▶ [Instructions to follow]:
Below are records; count how many of their lines contain the word "title" and give the number alone.

Element data from apps and pages
▼▼▼

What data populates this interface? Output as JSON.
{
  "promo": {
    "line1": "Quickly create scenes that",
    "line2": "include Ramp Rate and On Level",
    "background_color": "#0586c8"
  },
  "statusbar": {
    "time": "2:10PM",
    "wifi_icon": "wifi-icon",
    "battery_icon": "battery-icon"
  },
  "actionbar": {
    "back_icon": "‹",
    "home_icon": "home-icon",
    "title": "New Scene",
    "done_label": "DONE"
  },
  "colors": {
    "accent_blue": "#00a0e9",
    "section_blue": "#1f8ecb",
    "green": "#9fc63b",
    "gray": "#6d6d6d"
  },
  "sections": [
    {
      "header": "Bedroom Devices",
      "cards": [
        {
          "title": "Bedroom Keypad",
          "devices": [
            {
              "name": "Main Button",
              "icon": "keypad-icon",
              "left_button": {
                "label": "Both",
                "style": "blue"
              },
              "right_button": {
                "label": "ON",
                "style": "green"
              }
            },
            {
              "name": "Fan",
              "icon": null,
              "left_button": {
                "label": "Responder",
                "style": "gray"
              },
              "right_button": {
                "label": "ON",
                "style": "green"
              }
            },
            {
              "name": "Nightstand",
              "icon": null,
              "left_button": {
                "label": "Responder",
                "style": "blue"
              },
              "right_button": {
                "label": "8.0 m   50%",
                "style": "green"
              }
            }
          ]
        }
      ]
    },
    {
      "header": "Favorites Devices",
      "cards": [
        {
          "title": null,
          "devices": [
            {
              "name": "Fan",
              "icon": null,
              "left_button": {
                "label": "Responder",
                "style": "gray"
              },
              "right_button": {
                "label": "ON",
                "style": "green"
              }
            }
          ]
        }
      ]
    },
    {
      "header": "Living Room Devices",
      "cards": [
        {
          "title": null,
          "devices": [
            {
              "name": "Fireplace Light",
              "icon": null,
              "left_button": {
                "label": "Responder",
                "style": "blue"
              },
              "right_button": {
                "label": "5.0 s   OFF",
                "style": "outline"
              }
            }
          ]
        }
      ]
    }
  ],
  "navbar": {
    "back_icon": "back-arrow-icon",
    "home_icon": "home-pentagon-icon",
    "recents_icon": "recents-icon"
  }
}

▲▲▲

▶ [Result below]:
4